Food was also a big thing. Every meal was like nec­tar and ambrosia. I never really stopped eat­ing over the course of the day, as I’d have food around me at all times. Pretty soon, I hit a sat­is­fy­ing all-time high (no pun intended) with my weight. Now that I’ve stopped, I lost it all. They won’t even let me donate blood any­more because I don’t meet the min­i­mum weight require­ments. This is what I looked like, circa early 2005, and this is what I looked like circa early week­end. How I miss the full­ness of my face.

Sobriety is dif­fer­ent. Everything is clearer, but toned down. Life gets evened out.

As much as I miss it, I won’t go back to smok­ing weed again.

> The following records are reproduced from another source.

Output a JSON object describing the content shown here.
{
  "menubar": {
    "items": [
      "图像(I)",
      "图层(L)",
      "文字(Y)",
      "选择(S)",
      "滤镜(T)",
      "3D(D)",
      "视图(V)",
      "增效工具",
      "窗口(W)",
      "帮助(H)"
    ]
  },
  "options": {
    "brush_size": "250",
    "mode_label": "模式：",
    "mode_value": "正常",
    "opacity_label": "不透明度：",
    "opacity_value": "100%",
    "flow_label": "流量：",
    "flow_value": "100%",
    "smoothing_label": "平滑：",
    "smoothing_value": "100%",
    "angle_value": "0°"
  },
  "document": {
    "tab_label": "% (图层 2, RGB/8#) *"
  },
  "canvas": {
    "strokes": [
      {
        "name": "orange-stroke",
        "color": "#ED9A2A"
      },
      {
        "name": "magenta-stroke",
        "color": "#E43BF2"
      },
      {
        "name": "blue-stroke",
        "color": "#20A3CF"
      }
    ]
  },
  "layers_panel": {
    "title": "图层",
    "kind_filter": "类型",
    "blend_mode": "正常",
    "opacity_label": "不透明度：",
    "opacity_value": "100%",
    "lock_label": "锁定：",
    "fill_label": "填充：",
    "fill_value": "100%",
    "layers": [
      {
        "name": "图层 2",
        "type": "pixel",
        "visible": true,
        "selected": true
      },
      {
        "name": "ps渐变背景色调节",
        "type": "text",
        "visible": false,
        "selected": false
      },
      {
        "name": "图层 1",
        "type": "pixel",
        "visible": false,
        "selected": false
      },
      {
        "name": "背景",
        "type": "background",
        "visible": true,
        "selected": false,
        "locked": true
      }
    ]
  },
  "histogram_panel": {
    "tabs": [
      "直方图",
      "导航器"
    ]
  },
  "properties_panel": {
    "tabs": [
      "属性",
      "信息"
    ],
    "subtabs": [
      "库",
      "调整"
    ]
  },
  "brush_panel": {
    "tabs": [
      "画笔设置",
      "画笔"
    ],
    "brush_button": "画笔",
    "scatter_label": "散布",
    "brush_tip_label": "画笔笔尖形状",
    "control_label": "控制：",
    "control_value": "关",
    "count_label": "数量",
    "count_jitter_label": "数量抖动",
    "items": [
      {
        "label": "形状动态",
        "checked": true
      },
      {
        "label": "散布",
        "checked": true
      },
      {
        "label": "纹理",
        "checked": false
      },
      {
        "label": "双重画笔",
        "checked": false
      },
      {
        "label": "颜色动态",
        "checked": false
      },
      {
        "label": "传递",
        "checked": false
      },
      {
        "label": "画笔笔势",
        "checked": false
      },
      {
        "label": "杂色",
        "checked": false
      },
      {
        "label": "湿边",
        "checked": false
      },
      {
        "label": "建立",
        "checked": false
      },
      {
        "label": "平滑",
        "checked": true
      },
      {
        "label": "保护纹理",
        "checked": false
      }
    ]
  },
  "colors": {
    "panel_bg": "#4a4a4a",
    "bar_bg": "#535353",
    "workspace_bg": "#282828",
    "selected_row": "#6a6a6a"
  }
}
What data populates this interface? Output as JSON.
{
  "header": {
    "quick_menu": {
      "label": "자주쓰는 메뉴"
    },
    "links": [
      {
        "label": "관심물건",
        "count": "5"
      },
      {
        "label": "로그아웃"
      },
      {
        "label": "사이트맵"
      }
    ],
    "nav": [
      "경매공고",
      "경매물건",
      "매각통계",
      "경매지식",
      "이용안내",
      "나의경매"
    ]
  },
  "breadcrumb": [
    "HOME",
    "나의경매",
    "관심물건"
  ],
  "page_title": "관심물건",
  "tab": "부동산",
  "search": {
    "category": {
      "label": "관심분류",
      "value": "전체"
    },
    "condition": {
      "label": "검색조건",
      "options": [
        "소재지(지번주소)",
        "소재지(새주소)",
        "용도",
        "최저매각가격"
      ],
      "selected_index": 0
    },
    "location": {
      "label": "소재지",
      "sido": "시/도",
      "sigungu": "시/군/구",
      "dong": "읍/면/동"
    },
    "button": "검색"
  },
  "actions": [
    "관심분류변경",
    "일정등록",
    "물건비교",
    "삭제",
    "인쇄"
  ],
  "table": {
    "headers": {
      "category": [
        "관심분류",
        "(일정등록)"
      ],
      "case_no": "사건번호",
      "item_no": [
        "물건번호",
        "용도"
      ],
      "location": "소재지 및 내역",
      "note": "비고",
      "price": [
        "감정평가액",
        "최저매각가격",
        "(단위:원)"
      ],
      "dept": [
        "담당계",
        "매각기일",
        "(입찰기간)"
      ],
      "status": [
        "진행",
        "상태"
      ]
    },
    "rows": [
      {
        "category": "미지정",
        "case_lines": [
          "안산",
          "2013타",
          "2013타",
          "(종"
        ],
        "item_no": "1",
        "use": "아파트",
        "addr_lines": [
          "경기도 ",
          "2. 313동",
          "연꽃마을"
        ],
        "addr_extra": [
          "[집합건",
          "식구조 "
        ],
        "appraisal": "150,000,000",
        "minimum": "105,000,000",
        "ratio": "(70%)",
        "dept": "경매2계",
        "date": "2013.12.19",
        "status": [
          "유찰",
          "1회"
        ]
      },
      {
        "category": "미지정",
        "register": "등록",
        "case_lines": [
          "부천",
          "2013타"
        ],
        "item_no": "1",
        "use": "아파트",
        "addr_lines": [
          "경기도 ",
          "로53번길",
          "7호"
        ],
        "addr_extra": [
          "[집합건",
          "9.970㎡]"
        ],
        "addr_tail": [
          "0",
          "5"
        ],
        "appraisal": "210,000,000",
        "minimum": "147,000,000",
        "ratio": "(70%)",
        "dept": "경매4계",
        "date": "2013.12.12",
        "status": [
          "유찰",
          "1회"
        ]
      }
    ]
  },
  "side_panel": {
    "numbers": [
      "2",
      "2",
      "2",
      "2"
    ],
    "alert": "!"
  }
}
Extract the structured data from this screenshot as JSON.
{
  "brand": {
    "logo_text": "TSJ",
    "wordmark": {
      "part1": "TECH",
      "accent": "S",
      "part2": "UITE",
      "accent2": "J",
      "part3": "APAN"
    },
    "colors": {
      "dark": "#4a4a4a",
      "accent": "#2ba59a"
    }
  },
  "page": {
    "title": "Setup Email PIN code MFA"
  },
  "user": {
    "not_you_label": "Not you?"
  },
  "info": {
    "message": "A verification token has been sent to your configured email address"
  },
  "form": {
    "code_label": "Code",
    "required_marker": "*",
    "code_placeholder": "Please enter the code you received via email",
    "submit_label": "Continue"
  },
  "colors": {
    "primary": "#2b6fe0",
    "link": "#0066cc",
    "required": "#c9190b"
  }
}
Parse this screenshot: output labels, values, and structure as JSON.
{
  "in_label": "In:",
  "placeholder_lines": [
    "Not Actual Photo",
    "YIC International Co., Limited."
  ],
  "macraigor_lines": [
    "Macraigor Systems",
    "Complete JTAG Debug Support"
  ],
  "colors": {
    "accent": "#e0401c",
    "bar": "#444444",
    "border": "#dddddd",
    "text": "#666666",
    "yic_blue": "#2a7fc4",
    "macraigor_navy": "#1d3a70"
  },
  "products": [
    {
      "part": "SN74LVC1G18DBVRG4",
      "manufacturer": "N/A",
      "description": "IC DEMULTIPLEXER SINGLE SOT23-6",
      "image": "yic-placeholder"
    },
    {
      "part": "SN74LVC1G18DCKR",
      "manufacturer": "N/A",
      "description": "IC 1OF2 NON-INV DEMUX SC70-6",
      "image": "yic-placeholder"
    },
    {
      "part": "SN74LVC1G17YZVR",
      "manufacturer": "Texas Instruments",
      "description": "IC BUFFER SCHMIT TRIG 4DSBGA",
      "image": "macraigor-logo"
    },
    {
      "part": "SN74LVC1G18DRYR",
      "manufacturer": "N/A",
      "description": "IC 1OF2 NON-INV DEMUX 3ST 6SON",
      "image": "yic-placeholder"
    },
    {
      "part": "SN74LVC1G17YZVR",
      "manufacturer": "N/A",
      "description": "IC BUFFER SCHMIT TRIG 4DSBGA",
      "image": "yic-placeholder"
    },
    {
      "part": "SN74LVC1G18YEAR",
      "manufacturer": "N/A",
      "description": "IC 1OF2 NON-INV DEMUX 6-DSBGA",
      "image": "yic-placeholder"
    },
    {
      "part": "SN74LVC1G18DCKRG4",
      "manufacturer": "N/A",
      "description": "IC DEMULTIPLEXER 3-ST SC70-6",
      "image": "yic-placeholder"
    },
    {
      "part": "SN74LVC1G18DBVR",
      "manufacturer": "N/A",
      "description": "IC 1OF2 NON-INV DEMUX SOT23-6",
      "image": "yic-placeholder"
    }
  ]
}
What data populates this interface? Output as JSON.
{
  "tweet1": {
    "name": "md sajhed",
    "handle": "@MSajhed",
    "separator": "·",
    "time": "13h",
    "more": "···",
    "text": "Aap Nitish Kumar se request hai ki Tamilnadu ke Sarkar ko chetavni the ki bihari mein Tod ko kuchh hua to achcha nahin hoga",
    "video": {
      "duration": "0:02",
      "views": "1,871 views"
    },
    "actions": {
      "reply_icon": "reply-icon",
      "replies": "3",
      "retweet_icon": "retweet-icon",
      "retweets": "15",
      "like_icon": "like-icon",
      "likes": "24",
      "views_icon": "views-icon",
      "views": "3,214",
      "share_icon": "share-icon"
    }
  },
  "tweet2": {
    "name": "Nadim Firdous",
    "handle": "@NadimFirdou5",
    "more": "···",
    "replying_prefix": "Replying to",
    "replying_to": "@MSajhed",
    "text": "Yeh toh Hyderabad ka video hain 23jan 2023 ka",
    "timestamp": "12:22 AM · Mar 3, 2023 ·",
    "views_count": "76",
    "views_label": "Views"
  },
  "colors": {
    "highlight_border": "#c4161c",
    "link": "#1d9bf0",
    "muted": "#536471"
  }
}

I had a hard enough time stop­ping in the first place, and the risk of get­ting addicted again isn’t worth it.

Maybe I was just get­ting older, but near the end, the side-effects started tak­ing their toll on me.

Instead of the rac­ing ideas and inspi­ra­tion from when I started, I turned into a zoned-out waste. I’d be com­pletely use­less when it came to talk­ing or think­ing. I stopped lik­ing myself when I was stoned. My stom­ach felt like it was slowly digest­ing a sack of peb­bles, and my throat became sore and dry. Even now, I still come across the odd stash of honey lozenges in the back of a drawer.

It was espe­cially scary in the last few months when I could feel my tol­er­ance build­ing up. I was con­stantly chas­ing after that head-tripping peak from the early days, smok­ing more and more, but it’d never last longer than a half hour. The weed would help me sleep, and when I stopped I turned into an insom­niac. For a while, the will to do any­thing eluded me because noth­ing was entertaining.

Now I’ve quit my vices alto­gether. No alco­hol, no caf­feine, noth­ing. Sobriety is underrated.

I know I’ll never go back to that time in my life, but I sure do miss it.